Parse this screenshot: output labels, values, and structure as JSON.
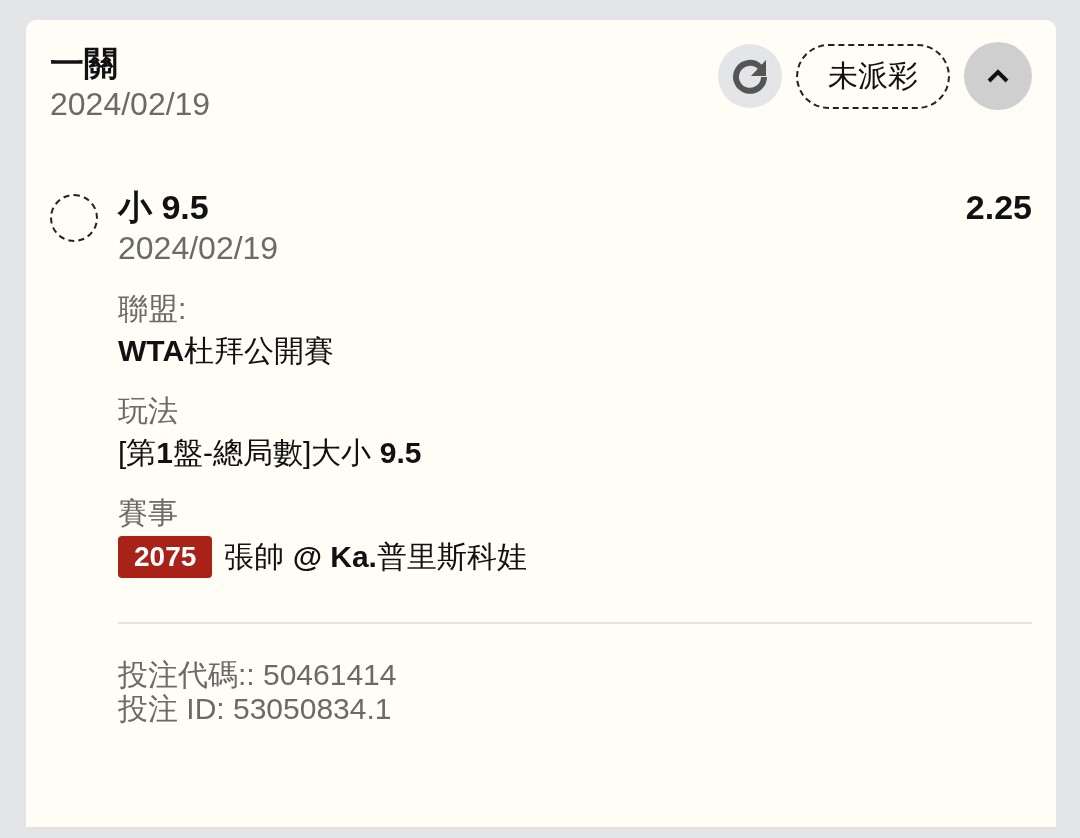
{
  "header": {
    "title": "一關",
    "date": "2024/02/19",
    "status": "未派彩",
    "expanded": true
  },
  "selection": {
    "selected": false,
    "name": "小 9.5",
    "date": "2024/02/19",
    "odds": "2.25"
  },
  "details": [
    {
      "label": "聯盟:",
      "value": "**WTA**杜拜公開賽"
    },
    {
      "label": "玩法",
      "value": "[第**1**盤-總局數]大小 **9.5**"
    },
    {
      "label": "賽事",
      "badge": "2075",
      "value": "張帥 **@ Ka.**普里斯科娃"
    }
  ],
  "footer": [
    "投注代碼:: 50461414",
    "投注 ID: 53050834.1"
  ]
}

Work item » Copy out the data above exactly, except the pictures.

Answer to this exercise »
Parse this screenshot: output labels, values, and structure as JSON.
{
  "header": {
    "title": "一關",
    "date": "2024/02/19",
    "status": "未派彩",
    "expanded": true
  },
  "selection": {
    "selected": false,
    "name": "小 9.5",
    "date": "2024/02/19",
    "odds": "2.25"
  },
  "details": [
    {
      "label": "聯盟:",
      "value": "**WTA**杜拜公開賽"
    },
    {
      "label": "玩法",
      "value": "[第**1**盤-總局數]大小 **9.5**"
    },
    {
      "label": "賽事",
      "badge": "2075",
      "value": "張帥 **@ Ka.**普里斯科娃"
    }
  ],
  "footer": [
    "投注代碼:: 50461414",
    "投注 ID: 53050834.1"
  ]
}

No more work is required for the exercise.